There are multiple ways to build the Logic App query and below is just an example. In my environment, I have many alerts in ISG and for that reason in the first run, I’m pulling all of them with a safe top=100 parameter from the ISG.
Did you know that ISG supports updating alert status? One alternative option is to update alert status in every run from ”NewAlert” to ”InProgress”. By doing so, the query will only have alerts that have ”NewAlert” as a status. This would be very beneficial if you would like to send the alerts to the ticketing system.
I updated alert status from ”NewAlert” to ”InProgress” in my own environment. For some reason, comments did not update even the Playbook result was a success.
On the left, before the update. On the right, after the update.
QRadar needs following parameters
- Azure Event Hub connection string
- Azure Event Hub consumer group name
- Azure Storage Account connection string
Next phase – validating the incoming data. After configuration was deployed we saw that the ISG alerts were coming to the QRadar, awesome! This means that my work was done but it doesn’t mean that we’re done.
At the time of writing, IBM Radar doesn’t have a supported connector for Intelligent Security Graph which means that the SOC personnel needs to do ”magic” in the QRadar end to get most out of this integration.
I made the first integration with 3rd party SIEM and Azure in 2018 and I have to say that it was a tough road. Now, after a couple of years, I have banged my head enough to the wall and find most caveats, at least I think so 🙂
- An Azure storage account cannot be V2 version, otherwise authentication part fails. It needs to be V1. Yeah, I know what you might think about this, but it is what it is.
- Azure Event Hub consumer group cannot be named as $Default. When Event Hub is created the default consumer group name is @Default. Create whatever name you want instead of $Default.
- Currently, IBM Radar doesn’t support the direct Security Graph API connection. It’s coming but the schedule is still unknown.
- We are currently working with IBM QRadar to add complete support for Microsoft Graph Security API alerts.
- Currently, you will be able to receive the Microsoft Security Graph API alerts and view them in your IBM QRadar console.
- Event Hub Namespace IP restrictions cannot be used. Otherwise, Radar is not able to connect to the Event Hub.
Even though, Azure Sentinel is a hot topic a the moment there are many environments where the organization is still using 3rd party SIEM, such as QRadar or Splunk.
In such environments, the needed scenario might be similar to described in this blog post. The standard method to send alerts from Microsoft security solutions to IBM QRadar is to make the integration between Azure Event Hub and QRadar. I have been involved in multiple integration cases and it’s straightforward operation when you get familiar with it.
I would rather prefer to use one integration instead of many.
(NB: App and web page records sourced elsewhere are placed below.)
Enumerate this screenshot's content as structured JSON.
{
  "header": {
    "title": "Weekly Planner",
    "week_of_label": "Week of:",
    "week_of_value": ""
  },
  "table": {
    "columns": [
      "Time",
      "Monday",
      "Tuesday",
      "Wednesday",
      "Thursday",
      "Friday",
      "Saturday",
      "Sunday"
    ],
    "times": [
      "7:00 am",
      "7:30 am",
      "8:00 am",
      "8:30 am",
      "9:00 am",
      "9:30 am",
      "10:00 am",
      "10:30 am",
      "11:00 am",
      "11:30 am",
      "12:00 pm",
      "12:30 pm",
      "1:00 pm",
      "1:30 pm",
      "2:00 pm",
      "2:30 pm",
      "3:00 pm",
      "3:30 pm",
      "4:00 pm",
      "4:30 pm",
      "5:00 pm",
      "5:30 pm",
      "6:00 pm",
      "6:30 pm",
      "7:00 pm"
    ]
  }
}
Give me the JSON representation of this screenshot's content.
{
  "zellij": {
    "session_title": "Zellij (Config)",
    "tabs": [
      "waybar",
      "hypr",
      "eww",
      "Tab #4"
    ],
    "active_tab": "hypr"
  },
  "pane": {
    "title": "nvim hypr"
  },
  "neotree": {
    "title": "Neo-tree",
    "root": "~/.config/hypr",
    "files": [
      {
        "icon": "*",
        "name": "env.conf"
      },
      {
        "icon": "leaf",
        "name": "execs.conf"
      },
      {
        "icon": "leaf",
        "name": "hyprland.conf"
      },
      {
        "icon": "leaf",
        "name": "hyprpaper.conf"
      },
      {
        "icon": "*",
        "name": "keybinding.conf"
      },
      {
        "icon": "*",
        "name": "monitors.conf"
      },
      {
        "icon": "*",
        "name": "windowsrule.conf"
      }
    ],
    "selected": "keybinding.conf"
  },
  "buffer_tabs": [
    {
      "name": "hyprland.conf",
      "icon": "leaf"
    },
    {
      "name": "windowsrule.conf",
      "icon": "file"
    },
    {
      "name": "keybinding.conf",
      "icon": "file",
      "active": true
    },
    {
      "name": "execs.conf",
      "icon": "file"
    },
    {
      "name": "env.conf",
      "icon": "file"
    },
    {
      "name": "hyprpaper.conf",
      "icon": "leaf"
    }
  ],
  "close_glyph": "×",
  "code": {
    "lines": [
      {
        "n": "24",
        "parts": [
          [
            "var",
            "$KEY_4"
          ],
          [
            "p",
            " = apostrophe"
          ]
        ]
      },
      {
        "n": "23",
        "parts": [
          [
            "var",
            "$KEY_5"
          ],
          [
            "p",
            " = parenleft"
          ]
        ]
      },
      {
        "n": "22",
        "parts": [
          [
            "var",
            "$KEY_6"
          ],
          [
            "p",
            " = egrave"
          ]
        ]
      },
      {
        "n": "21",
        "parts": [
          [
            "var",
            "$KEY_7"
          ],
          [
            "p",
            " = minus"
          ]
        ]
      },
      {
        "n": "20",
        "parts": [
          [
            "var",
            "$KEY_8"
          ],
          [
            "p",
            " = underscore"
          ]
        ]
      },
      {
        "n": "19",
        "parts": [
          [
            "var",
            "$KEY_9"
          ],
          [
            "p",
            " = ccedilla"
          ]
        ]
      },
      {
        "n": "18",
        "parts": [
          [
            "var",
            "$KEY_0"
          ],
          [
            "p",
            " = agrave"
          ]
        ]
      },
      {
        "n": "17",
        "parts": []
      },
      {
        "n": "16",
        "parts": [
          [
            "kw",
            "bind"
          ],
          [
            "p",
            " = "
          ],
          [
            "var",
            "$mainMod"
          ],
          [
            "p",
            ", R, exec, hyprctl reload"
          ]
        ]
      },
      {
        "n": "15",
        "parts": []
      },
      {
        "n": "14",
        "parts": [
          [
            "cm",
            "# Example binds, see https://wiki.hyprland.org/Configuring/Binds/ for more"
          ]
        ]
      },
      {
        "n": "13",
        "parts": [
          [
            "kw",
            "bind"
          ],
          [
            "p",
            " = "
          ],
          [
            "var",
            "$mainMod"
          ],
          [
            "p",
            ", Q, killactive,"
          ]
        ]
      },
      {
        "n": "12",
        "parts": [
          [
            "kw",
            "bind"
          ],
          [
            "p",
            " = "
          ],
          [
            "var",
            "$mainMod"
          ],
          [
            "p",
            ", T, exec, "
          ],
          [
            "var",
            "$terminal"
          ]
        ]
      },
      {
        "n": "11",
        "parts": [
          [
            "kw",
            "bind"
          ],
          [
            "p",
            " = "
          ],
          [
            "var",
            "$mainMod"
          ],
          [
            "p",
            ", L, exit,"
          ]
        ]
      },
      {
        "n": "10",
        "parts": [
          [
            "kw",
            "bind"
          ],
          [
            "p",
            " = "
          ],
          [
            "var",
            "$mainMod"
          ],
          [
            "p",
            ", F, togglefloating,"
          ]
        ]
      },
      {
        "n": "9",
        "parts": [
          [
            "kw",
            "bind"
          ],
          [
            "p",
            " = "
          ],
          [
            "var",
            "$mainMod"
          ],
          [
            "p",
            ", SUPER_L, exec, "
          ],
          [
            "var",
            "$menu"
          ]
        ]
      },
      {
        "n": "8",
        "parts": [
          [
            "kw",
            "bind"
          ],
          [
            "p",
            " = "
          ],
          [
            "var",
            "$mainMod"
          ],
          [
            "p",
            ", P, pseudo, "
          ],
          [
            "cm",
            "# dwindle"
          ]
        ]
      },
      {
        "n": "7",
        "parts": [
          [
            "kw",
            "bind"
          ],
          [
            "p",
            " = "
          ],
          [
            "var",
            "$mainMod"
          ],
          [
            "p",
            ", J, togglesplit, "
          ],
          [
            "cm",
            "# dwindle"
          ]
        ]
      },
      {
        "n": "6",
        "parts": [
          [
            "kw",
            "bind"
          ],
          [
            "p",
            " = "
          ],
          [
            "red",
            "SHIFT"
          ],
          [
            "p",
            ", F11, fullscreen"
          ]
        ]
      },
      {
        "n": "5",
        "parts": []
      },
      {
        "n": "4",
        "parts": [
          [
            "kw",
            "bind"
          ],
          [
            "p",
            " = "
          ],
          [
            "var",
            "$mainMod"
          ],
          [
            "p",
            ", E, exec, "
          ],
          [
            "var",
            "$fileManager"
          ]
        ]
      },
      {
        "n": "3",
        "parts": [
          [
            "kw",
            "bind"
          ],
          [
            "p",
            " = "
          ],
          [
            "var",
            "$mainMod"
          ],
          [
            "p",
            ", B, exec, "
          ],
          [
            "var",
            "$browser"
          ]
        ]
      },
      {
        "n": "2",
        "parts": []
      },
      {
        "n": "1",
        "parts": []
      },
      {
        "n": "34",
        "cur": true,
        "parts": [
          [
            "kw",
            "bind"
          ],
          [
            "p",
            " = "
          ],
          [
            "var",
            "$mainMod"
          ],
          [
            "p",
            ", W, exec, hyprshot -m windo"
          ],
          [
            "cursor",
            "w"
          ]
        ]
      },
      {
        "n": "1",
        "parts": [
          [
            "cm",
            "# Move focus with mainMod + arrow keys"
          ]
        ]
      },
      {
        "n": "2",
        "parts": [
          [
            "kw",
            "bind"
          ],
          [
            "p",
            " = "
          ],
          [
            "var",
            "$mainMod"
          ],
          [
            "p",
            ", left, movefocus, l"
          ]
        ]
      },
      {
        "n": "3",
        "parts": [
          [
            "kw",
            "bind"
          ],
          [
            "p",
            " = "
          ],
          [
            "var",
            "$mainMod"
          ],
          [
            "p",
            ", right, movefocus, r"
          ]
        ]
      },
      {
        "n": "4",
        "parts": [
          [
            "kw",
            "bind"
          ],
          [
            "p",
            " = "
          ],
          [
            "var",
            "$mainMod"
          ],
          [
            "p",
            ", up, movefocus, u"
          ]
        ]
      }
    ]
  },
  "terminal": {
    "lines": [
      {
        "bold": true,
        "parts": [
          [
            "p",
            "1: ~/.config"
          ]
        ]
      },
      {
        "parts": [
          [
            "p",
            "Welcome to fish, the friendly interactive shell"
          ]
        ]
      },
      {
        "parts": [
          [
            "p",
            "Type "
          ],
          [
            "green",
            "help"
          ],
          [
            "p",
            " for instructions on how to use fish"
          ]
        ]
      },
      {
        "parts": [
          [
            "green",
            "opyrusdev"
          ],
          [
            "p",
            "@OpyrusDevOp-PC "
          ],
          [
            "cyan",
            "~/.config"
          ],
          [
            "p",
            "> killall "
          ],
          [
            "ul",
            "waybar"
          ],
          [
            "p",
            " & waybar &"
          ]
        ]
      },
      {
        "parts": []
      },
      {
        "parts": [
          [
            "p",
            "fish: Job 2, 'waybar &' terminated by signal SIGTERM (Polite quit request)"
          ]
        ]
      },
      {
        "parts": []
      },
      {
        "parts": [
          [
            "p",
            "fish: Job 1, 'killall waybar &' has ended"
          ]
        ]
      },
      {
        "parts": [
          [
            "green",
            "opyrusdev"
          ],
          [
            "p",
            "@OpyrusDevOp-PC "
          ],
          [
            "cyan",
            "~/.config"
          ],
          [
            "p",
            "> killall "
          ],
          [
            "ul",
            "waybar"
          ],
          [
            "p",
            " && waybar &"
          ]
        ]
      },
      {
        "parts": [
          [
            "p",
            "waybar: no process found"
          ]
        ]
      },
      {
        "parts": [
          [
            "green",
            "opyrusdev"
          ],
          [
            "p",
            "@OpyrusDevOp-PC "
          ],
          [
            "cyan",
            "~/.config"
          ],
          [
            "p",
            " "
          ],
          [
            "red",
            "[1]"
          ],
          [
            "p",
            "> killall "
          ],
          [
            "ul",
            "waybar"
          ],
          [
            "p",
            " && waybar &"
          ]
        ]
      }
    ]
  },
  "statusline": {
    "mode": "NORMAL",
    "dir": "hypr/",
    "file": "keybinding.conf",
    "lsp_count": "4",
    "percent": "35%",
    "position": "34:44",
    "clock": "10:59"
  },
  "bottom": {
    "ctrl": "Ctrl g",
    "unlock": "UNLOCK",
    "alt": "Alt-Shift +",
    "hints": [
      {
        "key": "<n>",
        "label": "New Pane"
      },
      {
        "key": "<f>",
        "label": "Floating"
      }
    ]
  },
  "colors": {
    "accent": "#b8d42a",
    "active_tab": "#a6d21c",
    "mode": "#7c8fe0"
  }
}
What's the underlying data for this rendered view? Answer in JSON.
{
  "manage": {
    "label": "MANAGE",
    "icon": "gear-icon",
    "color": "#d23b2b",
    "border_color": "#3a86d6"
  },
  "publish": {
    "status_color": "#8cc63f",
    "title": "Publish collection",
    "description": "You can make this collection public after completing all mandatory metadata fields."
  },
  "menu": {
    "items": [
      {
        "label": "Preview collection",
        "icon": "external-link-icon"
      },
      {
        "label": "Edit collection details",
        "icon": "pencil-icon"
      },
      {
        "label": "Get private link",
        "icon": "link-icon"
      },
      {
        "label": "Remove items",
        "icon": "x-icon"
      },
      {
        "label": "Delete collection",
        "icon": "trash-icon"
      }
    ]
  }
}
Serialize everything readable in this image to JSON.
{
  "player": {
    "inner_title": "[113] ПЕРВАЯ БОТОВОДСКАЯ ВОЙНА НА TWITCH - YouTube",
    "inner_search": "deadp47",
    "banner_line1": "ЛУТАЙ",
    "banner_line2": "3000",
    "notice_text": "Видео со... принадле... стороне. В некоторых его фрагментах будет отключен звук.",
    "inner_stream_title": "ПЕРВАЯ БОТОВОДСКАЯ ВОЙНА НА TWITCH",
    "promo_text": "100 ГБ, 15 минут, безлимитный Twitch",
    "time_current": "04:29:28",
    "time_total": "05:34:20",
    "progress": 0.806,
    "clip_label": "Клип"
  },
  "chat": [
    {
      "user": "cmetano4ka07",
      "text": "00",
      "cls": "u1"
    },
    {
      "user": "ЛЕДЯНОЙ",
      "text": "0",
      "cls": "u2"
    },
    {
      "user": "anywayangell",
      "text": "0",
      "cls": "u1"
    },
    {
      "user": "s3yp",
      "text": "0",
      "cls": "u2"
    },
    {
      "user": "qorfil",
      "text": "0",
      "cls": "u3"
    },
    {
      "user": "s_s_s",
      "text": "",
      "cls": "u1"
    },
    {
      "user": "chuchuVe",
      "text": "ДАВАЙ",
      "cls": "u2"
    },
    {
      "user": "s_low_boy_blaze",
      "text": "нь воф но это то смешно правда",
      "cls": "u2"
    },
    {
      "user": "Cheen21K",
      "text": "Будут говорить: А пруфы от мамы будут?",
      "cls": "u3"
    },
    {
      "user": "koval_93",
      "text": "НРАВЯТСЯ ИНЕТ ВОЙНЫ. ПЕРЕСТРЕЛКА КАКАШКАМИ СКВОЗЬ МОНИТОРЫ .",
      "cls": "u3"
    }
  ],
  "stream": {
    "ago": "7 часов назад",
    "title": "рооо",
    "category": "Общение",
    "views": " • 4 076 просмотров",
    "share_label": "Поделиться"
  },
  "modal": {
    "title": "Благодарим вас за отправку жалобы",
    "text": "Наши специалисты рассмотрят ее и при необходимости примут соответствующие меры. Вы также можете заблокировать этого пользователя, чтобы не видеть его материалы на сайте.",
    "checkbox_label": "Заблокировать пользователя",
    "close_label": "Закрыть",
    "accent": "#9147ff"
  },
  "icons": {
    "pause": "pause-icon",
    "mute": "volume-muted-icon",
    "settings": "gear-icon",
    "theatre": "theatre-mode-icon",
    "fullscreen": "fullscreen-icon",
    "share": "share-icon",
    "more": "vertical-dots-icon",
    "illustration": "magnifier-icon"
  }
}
For that reason, I always encourage to use the Intelligent Security Graph for the integration which contains processed events from the aforementioned security providers.
Managing alerts in Microsoft ecosystem is the next natural topic which I will address in the coming posts. Stay safe!
I encourage to read Wortell Jeroen Niesen’s blog about Azure Logic Apps & Graph Security API integration with the ticketing system. The blog was an inspiration for me to build integration with ISG & QRadar.